*Task to complete*.
Faithfully repeat all of the records, as they are written below.

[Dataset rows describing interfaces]
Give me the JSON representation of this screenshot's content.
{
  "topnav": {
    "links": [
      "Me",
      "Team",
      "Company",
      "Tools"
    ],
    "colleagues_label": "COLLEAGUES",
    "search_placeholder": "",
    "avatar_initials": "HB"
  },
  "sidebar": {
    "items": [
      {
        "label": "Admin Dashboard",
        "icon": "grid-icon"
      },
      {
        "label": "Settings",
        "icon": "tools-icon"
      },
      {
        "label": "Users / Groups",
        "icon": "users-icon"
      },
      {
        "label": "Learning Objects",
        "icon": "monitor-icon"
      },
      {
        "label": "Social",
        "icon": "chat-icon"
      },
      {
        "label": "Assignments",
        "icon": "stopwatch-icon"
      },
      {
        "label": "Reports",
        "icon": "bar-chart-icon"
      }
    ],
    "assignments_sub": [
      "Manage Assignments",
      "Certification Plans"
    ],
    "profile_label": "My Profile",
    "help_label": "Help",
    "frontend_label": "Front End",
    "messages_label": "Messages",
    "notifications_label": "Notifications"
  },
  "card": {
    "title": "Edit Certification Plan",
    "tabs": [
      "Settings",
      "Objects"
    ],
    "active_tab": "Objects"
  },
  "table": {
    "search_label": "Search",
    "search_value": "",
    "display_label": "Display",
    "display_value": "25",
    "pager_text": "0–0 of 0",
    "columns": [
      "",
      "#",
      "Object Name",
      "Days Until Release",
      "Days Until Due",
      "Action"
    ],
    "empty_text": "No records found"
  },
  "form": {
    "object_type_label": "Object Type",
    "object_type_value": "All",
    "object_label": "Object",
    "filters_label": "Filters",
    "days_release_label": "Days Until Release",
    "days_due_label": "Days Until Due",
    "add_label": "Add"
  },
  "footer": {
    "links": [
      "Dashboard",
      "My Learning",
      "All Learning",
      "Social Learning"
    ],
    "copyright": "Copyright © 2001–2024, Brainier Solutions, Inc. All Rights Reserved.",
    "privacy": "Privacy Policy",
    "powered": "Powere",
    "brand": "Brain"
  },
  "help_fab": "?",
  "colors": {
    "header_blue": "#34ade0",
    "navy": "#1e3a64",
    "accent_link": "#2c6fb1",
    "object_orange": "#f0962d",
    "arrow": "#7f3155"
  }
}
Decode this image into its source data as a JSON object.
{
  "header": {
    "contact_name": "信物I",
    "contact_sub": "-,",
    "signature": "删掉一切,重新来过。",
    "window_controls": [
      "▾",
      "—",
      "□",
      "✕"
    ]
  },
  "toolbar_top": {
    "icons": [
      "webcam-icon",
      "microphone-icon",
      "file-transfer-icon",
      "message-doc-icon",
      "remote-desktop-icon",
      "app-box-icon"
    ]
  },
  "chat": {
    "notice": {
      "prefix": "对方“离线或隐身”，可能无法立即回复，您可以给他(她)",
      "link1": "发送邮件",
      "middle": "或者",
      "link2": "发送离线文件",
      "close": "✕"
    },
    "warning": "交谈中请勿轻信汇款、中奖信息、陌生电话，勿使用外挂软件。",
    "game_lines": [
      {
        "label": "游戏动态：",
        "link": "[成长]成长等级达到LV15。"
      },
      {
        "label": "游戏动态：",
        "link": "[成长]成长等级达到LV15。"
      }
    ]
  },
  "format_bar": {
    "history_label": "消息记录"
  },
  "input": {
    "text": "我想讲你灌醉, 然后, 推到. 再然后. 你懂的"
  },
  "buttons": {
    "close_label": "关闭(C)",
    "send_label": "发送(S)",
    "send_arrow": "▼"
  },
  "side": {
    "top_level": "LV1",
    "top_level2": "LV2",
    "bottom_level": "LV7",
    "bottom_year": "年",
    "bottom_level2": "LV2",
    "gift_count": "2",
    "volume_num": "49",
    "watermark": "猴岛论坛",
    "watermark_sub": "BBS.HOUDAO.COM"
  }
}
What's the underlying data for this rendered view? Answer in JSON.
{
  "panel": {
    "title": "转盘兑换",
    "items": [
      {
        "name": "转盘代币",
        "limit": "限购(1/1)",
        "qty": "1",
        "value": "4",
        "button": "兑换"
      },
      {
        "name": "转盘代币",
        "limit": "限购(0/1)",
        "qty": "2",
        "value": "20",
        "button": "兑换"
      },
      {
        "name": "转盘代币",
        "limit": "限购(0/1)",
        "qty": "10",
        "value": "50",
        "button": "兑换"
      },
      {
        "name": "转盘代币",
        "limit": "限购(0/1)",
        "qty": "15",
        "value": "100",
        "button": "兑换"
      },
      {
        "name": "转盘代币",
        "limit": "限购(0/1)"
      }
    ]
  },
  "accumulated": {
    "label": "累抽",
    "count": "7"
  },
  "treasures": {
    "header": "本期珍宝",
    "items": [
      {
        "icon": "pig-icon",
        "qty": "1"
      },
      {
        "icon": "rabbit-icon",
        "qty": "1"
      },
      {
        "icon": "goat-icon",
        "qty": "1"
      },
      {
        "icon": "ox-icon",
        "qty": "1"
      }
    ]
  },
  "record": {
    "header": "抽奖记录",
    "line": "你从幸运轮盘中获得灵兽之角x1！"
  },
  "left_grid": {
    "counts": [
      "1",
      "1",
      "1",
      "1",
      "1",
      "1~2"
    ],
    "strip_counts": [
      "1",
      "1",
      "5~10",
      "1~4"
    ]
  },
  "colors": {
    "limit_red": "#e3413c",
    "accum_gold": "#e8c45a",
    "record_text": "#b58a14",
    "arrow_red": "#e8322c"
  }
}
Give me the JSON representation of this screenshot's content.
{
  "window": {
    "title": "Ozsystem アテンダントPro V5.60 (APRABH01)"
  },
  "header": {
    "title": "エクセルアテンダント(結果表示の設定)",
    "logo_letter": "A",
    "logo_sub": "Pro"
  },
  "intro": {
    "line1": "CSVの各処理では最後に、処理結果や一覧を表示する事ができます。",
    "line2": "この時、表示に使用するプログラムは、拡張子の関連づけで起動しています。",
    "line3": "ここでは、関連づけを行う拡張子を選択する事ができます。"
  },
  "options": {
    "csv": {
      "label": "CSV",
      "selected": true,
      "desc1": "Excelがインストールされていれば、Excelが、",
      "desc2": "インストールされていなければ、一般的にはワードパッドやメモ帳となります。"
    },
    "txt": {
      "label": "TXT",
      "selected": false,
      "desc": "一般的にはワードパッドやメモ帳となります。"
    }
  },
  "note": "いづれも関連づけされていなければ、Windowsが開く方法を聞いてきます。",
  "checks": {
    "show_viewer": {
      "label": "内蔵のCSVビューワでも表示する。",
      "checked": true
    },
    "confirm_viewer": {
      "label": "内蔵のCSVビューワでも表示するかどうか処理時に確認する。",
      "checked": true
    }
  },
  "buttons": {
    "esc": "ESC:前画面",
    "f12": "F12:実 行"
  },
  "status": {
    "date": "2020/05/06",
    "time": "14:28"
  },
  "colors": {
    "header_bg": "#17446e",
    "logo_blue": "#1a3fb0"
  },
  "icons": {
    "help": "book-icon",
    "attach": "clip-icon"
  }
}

*Problem solution*.
Give me the JSON representation of this screenshot's content.
{
  "topnav": {
    "links": [
      "Me",
      "Team",
      "Company",
      "Tools"
    ],
    "colleagues_label": "COLLEAGUES",
    "search_placeholder": "",
    "avatar_initials": "HB"
  },
  "sidebar": {
    "items": [
      {
        "label": "Admin Dashboard",
        "icon": "grid-icon"
      },
      {
        "label": "Settings",
        "icon": "tools-icon"
      },
      {
        "label": "Users / Groups",
        "icon": "users-icon"
      },
      {
        "label": "Learning Objects",
        "icon": "monitor-icon"
      },
      {
        "label": "Social",
        "icon": "chat-icon"
      },
      {
        "label": "Assignments",
        "icon": "stopwatch-icon"
      },
      {
        "label": "Reports",
        "icon": "bar-chart-icon"
      }
    ],
    "assignments_sub": [
      "Manage Assignments",
      "Certification Plans"
    ],
    "profile_label": "My Profile",
    "help_label": "Help",
    "frontend_label": "Front End",
    "messages_label": "Messages",
    "notifications_label": "Notifications"
  },
  "card": {
    "title": "Edit Certification Plan",
    "tabs": [
      "Settings",
      "Objects"
    ],
    "active_tab": "Objects"
  },
  "table": {
    "search_label": "Search",
    "search_value": "",
    "display_label": "Display",
    "display_value": "25",
    "pager_text": "0–0 of 0",
    "columns": [
      "",
      "#",
      "Object Name",
      "Days Until Release",
      "Days Until Due",
      "Action"
    ],
    "empty_text": "No records found"
  },
  "form": {
    "object_type_label": "Object Type",
    "object_type_value": "All",
    "object_label": "Object",
    "filters_label": "Filters",
    "days_release_label": "Days Until Release",
    "days_due_label": "Days Until Due",
    "add_label": "Add"
  },
  "footer": {
    "links": [
      "Dashboard",
      "My Learning",
      "All Learning",
      "Social Learning"
    ],
    "copyright": "Copyright © 2001–2024, Brainier Solutions, Inc. All Rights Reserved.",
    "privacy": "Privacy Policy",
    "powered": "Powere",
    "brand": "Brain"
  },
  "help_fab": "?",
  "colors": {
    "header_blue": "#34ade0",
    "navy": "#1e3a64",
    "accent_link": "#2c6fb1",
    "object_orange": "#f0962d",
    "arrow": "#7f3155"
  }
}
Decode this image into its source data as a JSON object.
{
  "header": {
    "contact_name": "信物I",
    "contact_sub": "-,",
    "signature": "删掉一切,重新来过。",
    "window_controls": [
      "▾",
      "—",
      "□",
      "✕"
    ]
  },
  "toolbar_top": {
    "icons": [
      "webcam-icon",
      "microphone-icon",
      "file-transfer-icon",
      "message-doc-icon",
      "remote-desktop-icon",
      "app-box-icon"
    ]
  },
  "chat": {
    "notice": {
      "prefix": "对方“离线或隐身”，可能无法立即回复，您可以给他(她)",
      "link1": "发送邮件",
      "middle": "或者",
      "link2": "发送离线文件",
      "close": "✕"
    },
    "warning": "交谈中请勿轻信汇款、中奖信息、陌生电话，勿使用外挂软件。",
    "game_lines": [
      {
        "label": "游戏动态：",
        "link": "[成长]成长等级达到LV15。"
      },
      {
        "label": "游戏动态：",
        "link": "[成长]成长等级达到LV15。"
      }
    ]
  },
  "format_bar": {
    "history_label": "消息记录"
  },
  "input": {
    "text": "我想讲你灌醉, 然后, 推到. 再然后. 你懂的"
  },
  "buttons": {
    "close_label": "关闭(C)",
    "send_label": "发送(S)",
    "send_arrow": "▼"
  },
  "side": {
    "top_level": "LV1",
    "top_level2": "LV2",
    "bottom_level": "LV7",
    "bottom_year": "年",
    "bottom_level2": "LV2",
    "gift_count": "2",
    "volume_num": "49",
    "watermark": "猴岛论坛",
    "watermark_sub": "BBS.HOUDAO.COM"
  }
}
What's the underlying data for this rendered view? Answer in JSON.
{
  "panel": {
    "title": "转盘兑换",
    "items": [
      {
        "name": "转盘代币",
        "limit": "限购(1/1)",
        "qty": "1",
        "value": "4",
        "button": "兑换"
      },
      {
        "name": "转盘代币",
        "limit": "限购(0/1)",
        "qty": "2",
        "value": "20",
        "button": "兑换"
      },
      {
        "name": "转盘代币",
        "limit": "限购(0/1)",
        "qty": "10",
        "value": "50",
        "button": "兑换"
      },
      {
        "name": "转盘代币",
        "limit": "限购(0/1)",
        "qty": "15",
        "value": "100",
        "button": "兑换"
      },
      {
        "name": "转盘代币",
        "limit": "限购(0/1)"
      }
    ]
  },
  "accumulated": {
    "label": "累抽",
    "count": "7"
  },
  "treasures": {
    "header": "本期珍宝",
    "items": [
      {
        "icon": "pig-icon",
        "qty": "1"
      },
      {
        "icon": "rabbit-icon",
        "qty": "1"
      },
      {
        "icon": "goat-icon",
        "qty": "1"
      },
      {
        "icon": "ox-icon",
        "qty": "1"
      }
    ]
  },
  "record": {
    "header": "抽奖记录",
    "line": "你从幸运轮盘中获得灵兽之角x1！"
  },
  "left_grid": {
    "counts": [
      "1",
      "1",
      "1",
      "1",
      "1",
      "1~2"
    ],
    "strip_counts": [
      "1",
      "1",
      "5~10",
      "1~4"
    ]
  },
  "colors": {
    "limit_red": "#e3413c",
    "accum_gold": "#e8c45a",
    "record_text": "#b58a14",
    "arrow_red": "#e8322c"
  }
}
Give me the JSON representation of this screenshot's content.
{
  "window": {
    "title": "Ozsystem アテンダントPro V5.60 (APRABH01)"
  },
  "header": {
    "title": "エクセルアテンダント(結果表示の設定)",
    "logo_letter": "A",
    "logo_sub": "Pro"
  },
  "intro": {
    "line1": "CSVの各処理では最後に、処理結果や一覧を表示する事ができます。",
    "line2": "この時、表示に使用するプログラムは、拡張子の関連づけで起動しています。",
    "line3": "ここでは、関連づけを行う拡張子を選択する事ができます。"
  },
  "options": {
    "csv": {
      "label": "CSV",
      "selected": true,
      "desc1": "Excelがインストールされていれば、Excelが、",
      "desc2": "インストールされていなければ、一般的にはワードパッドやメモ帳となります。"
    },
    "txt": {
      "label": "TXT",
      "selected": false,
      "desc": "一般的にはワードパッドやメモ帳となります。"
    }
  },
  "note": "いづれも関連づけされていなければ、Windowsが開く方法を聞いてきます。",
  "checks": {
    "show_viewer": {
      "label": "内蔵のCSVビューワでも表示する。",
      "checked": true
    },
    "confirm_viewer": {
      "label": "内蔵のCSVビューワでも表示するかどうか処理時に確認する。",
      "checked": true
    }
  },
  "buttons": {
    "esc": "ESC:前画面",
    "f12": "F12:実 行"
  },
  "status": {
    "date": "2020/05/06",
    "time": "14:28"
  },
  "colors": {
    "header_bg": "#17446e",
    "logo_blue": "#1a3fb0"
  },
  "icons": {
    "help": "book-icon",
    "attach": "clip-icon"
  }
}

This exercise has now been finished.